African American Film Research Papers
African American Film research paper due and don’t know how to start it? How about like this?
African Americans have been involved in Hollywood film in some form since its inception in the early 20th century. However, these early motion pictures showed blacks in an unfavorable light. In the past one hundred years, the images of African Americans in film have changed dramatically, as racist stereotypes gave way to a new black identity and mainstream acceptance. Paper Masters suggests the following topics on African American films:
- Overview an example of one of the first examples of a poor portrayal of African Americans in film
- Overview an example of one of the first examples of a good portrayal of African Americans in film
- Who are top directors of early African American films?
- What African American films have had the greatest influence in Hollywood
One of the earliest motion pictures to present African Americans in a wholly racist way was D.W. Griffith’s 1915 silent epic The Birth of a Nation. “In terms of advancement of the medium, it must be regarded as one of the most significant films ever made”. However, the film shows African Americans in the most racist light. Reconstruction-era blacks are depicted as arrogant, lusty drunkards. African Americans continued to promote the dominant racial stereotypes of the day, “appearing as chicken thieves, venial preachers and the like”. These white Southern stereotypes were continued throughout Hollywood films through 1939’s Gone With the Wind, with Hattie McDanial’s portrayal of the maid Mammy.
The Civil Rights and African American Film
The Civil Rights Movement of the 1960s led to the “blaxploitation” genre of the 1970s, in such films as Shaft or Superfly, in which the black hero became an urban outlaw.
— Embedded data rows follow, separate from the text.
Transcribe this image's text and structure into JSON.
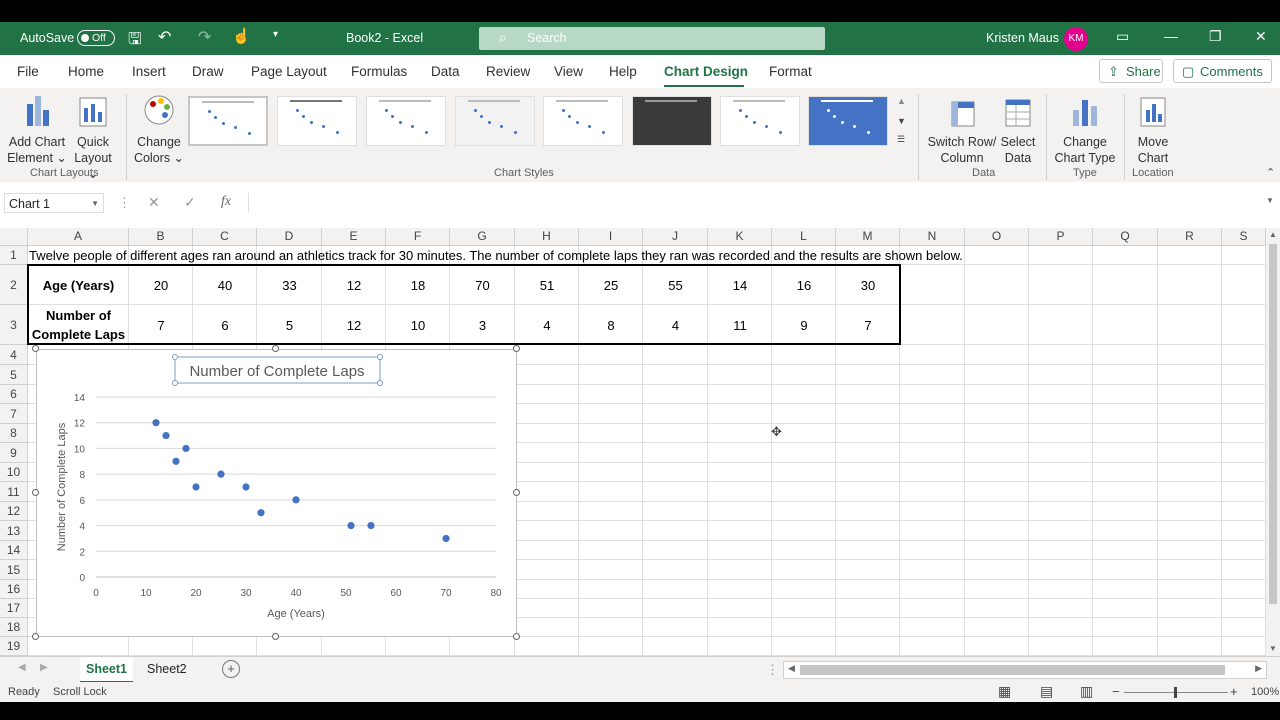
{
  "titlebar": {
    "autosave_label": "AutoSave",
    "autosave_state": "Off",
    "doc_title": "Book2  -  Excel",
    "search_placeholder": "Search",
    "user_name": "Kristen Maus",
    "user_initials": "KM"
  },
  "ribbon_tabs": [
    "File",
    "Home",
    "Insert",
    "Draw",
    "Page Layout",
    "Formulas",
    "Data",
    "Review",
    "View",
    "Help",
    "Chart Design",
    "Format"
  ],
  "active_tab": "Chart Design",
  "share_label": "Share",
  "comments_label": "Comments",
  "ribbon": {
    "add_chart_element": [
      "Add Chart",
      "Element ⌄"
    ],
    "quick_layout": [
      "Quick",
      "Layout ⌄"
    ],
    "change_colors": [
      "Change",
      "Colors ⌄"
    ],
    "switch_row_column": [
      "Switch Row/",
      "Column"
    ],
    "select_data": [
      "Select",
      "Data"
    ],
    "change_chart_type": [
      "Change",
      "Chart Type"
    ],
    "move_chart": [
      "Move",
      "Chart"
    ],
    "groups": {
      "chart_layouts": "Chart Layouts",
      "chart_styles": "Chart Styles",
      "data": "Data",
      "type": "Type",
      "location": "Location"
    }
  },
  "formula_bar": {
    "name_box": "Chart 1",
    "fx": "fx",
    "formula": ""
  },
  "columns": [
    "A",
    "B",
    "C",
    "D",
    "E",
    "F",
    "G",
    "H",
    "I",
    "J",
    "K",
    "L",
    "M",
    "N",
    "O",
    "P",
    "Q",
    "R",
    "S"
  ],
  "rows": [
    "1",
    "2",
    "3",
    "4",
    "5",
    "6",
    "7",
    "8",
    "9",
    "10",
    "11",
    "12",
    "13",
    "14",
    "15",
    "16",
    "17",
    "18",
    "19"
  ],
  "sheet": {
    "a1_text": "Twelve people of different ages ran around an athletics track for 30 minutes. The number of complete laps they ran was recorded and the results are shown below.",
    "row2_label": "Age (Years)",
    "row3_label": "Number of Complete Laps",
    "ages": [
      "20",
      "40",
      "33",
      "12",
      "18",
      "70",
      "51",
      "25",
      "55",
      "14",
      "16",
      "30"
    ],
    "laps": [
      "7",
      "6",
      "5",
      "12",
      "10",
      "3",
      "4",
      "8",
      "4",
      "11",
      "9",
      "7"
    ]
  },
  "chart_data": {
    "type": "scatter",
    "title": "Number of Complete Laps",
    "xlabel": "Age (Years)",
    "ylabel": "Number of Complete Laps",
    "xlim": [
      0,
      80
    ],
    "ylim": [
      0,
      14
    ],
    "xticks": [
      "0",
      "10",
      "20",
      "30",
      "40",
      "50",
      "60",
      "70",
      "80"
    ],
    "yticks": [
      "0",
      "2",
      "4",
      "6",
      "8",
      "10",
      "12",
      "14"
    ],
    "grid": "horizontal",
    "x": [
      20,
      40,
      33,
      12,
      18,
      70,
      51,
      25,
      55,
      14,
      16,
      30
    ],
    "y": [
      7,
      6,
      5,
      12,
      10,
      3,
      4,
      8,
      4,
      11,
      9,
      7
    ],
    "color": "#4472c4"
  },
  "sheet_tabs": [
    "Sheet1",
    "Sheet2"
  ],
  "active_sheet": "Sheet1",
  "status": {
    "ready": "Ready",
    "scroll_lock": "Scroll Lock",
    "zoom": "100%"
  },
  "colors": {
    "excel_green": "#217346",
    "marker_blue": "#4472c4"
  }
}
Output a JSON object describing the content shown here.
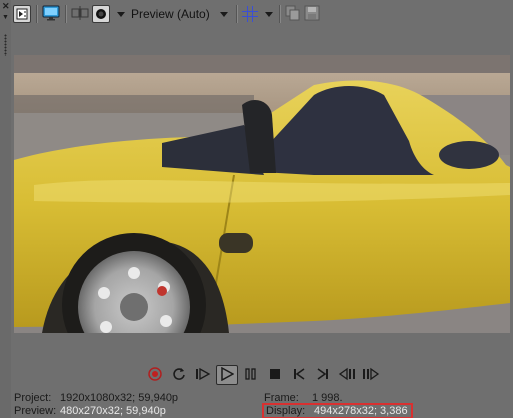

These new images were perhaps as damaging to the image of blacks in popular culture as those of the early racial stereotypes.
Glory, an African American Film
However, the 1989 film Glory is important in two reasons for its depiction of African Americans. First, it chronicles the 54th Massachusetts, the first all-black Civil War regiment. The struggles that these men had in gaining the respect of white citizens and soldiers, and simply being allowed to fight in a conflict that was determining their fate, puts an end to the racial stereotypes of the period that Birth of a Nation implanted in American minds decades before. These African Americans are strong and disciplined in the face of racial prejudice.